::: Data provided :::
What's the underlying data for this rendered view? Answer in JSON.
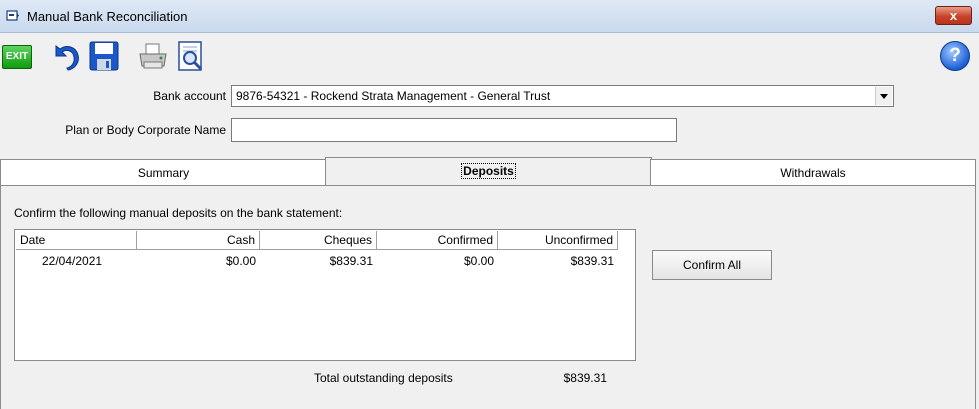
{
  "window": {
    "title": "Manual Bank Reconciliation",
    "close_label": "x"
  },
  "toolbar": {
    "exit_label": "EXIT",
    "icons": [
      "undo-icon",
      "save-icon",
      "print-icon",
      "print-preview-icon"
    ],
    "help_label": "?"
  },
  "form": {
    "bank_account_label": "Bank account",
    "bank_account_value": "9876-54321 - Rockend Strata Management - General Trust",
    "plan_label": "Plan or Body Corporate Name",
    "plan_value": ""
  },
  "tabs": [
    {
      "label": "Summary",
      "active": false
    },
    {
      "label": "Deposits",
      "active": true
    },
    {
      "label": "Withdrawals",
      "active": false
    }
  ],
  "deposits": {
    "instruction": "Confirm the following manual deposits on the bank statement:",
    "columns": [
      "Date",
      "Cash",
      "Cheques",
      "Confirmed",
      "Unconfirmed"
    ],
    "rows": [
      {
        "date": "22/04/2021",
        "cash": "$0.00",
        "cheques": "$839.31",
        "confirmed": "$0.00",
        "unconfirmed": "$839.31"
      }
    ],
    "confirm_all_label": "Confirm All",
    "total_label": "Total outstanding deposits",
    "total_value": "$839.31"
  }
}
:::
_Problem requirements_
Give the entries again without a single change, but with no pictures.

_Reply_
What's the underlying data for this rendered view? Answer in JSON.
{
  "window": {
    "title": "Manual Bank Reconciliation",
    "close_label": "x"
  },
  "toolbar": {
    "exit_label": "EXIT",
    "icons": [
      "undo-icon",
      "save-icon",
      "print-icon",
      "print-preview-icon"
    ],
    "help_label": "?"
  },
  "form": {
    "bank_account_label": "Bank account",
    "bank_account_value": "9876-54321 - Rockend Strata Management - General Trust",
    "plan_label": "Plan or Body Corporate Name",
    "plan_value": ""
  },
  "tabs": [
    {
      "label": "Summary",
      "active": false
    },
    {
      "label": "Deposits",
      "active": true
    },
    {
      "label": "Withdrawals",
      "active": false
    }
  ],
  "deposits": {
    "instruction": "Confirm the following manual deposits on the bank statement:",
    "columns": [
      "Date",
      "Cash",
      "Cheques",
      "Confirmed",
      "Unconfirmed"
    ],
    "rows": [
      {
        "date": "22/04/2021",
        "cash": "$0.00",
        "cheques": "$839.31",
        "confirmed": "$0.00",
        "unconfirmed": "$839.31"
      }
    ],
    "confirm_all_label": "Confirm All",
    "total_label": "Total outstanding deposits",
    "total_value": "$839.31"
  }
}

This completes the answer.